Would you be willing to delay your retirement to help your child pay for their first car, college education or wedding? Increasingly a lot of Americans say the answer is yes. According to a recent study publish by Ameriprise Financial, 1 in 3 parents say they have delayed or are willing to delay their retirement to help pay for their children's college education.*
And the financial support often continues in adulthood - parents also help their adult children pay for major milestones such as their first home and weddings, sometimes at their own detriment.
As a financial advisor, I help families grapple with this kind of financial quandary. Here's the advice I offer parents who want to give their adult children a financial head start without harming their own financial future:
Prioritize saving for your own retirement.
It takes many years to accumulate the savings you need to retire comfortably. Your children are likely just starting their careers, while your time remaining in the workforce may be limited to 5, 10 or 15 years. Putting yourself first isn't a selfish move. It's about being wise with your money. If you make it a priority to have enough saved when you retire, your kids won't have to worry about providing you with financial support later in life.
Be strategic with your financial gifts.
Like other monetary goals, it's important to add gifts of cash to your overall financial plan. When you treat cash gifts separately, you shortchange other priorities such as retirement. What will it cost you to divert savings from your retirement plan? With a complete list of financial priorities, you can see how much you need to save to reach them all.

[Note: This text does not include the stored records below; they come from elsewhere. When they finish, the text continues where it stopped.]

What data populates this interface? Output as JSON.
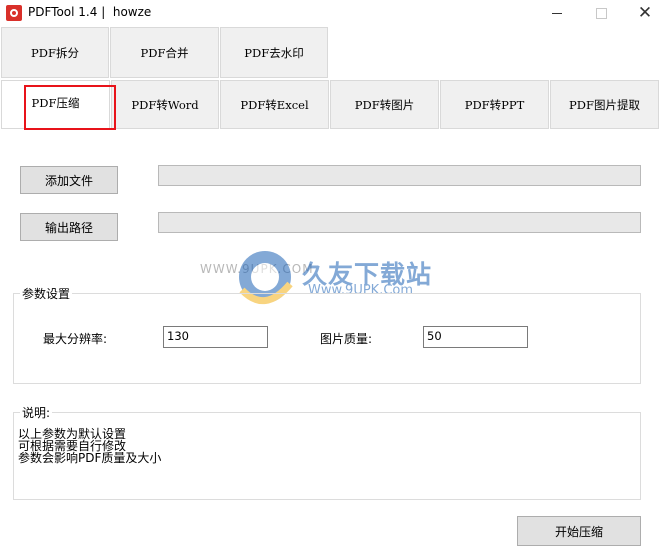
{
  "window": {
    "title": "PDFTool 1.4 |  howze",
    "min_glyph": "",
    "close_glyph": "✕"
  },
  "tabs": {
    "row1": [
      "PDF拆分",
      "PDF合并",
      "PDF去水印"
    ],
    "row2": [
      "PDF压缩",
      "PDF转Word",
      "PDF转Excel",
      "PDF转图片",
      "PDF转PPT",
      "PDF图片提取"
    ],
    "active": "PDF压缩"
  },
  "files": {
    "add_file_label": "添加文件",
    "output_path_label": "输出路径",
    "add_file_value": "",
    "output_path_value": ""
  },
  "params": {
    "group_label": "参数设置",
    "max_resolution_label": "最大分辨率:",
    "max_resolution_value": "130",
    "image_quality_label": "图片质量:",
    "image_quality_value": "50"
  },
  "description": {
    "label": "说明:",
    "lines": [
      "以上参数为默认设置",
      "可根据需要自行修改",
      "参数会影响PDF质量及大小"
    ]
  },
  "actions": {
    "start_compress_label": "开始压缩"
  },
  "watermark": {
    "site_name": "久友下载站",
    "url": "Www.9UPK.Com",
    "left_text": "WWW.9UPK.COM"
  },
  "colors": {
    "highlight": "#e8131a",
    "watermark_blue": "#1e63b6"
  }
}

Consider alternate approaches to helping your kids.
There may be ways to help your kids other than by dipping into savings. Encourage them to take financial responsibility when they can do so. Your college-bound son or daughter may be able to take out student loans at a low interest rate, which will reduce or eliminate the amount you need to contribute for tuition. Instead of writing a check to help your child buy a car or house, you might co-sign on a loan to help them lock in a lower-interest rate or more favorable repayment terms.
Have conversations about money.
Your willingness to talk about your finances is a valuable example for your adult children. So too is your attention to your retirement savings. I encourage parents to invite their adult children to attend a financial planning session with a financial advisor. It's a time to address money concerns and explore how actions today can affect your future finances.
* The Modern Money study was created by Ameriprise Financial, Inc. and conducted online by Artemis Strategy Group December 11-25, 2018 among 3,008 U.S. adults between the ages of 30-69 with at least $100,000 in investable assets. For further information and details about the study, including verification of data that may not be published as part of this report, please contact Ameriprise Financial or go to Ameriprise.com .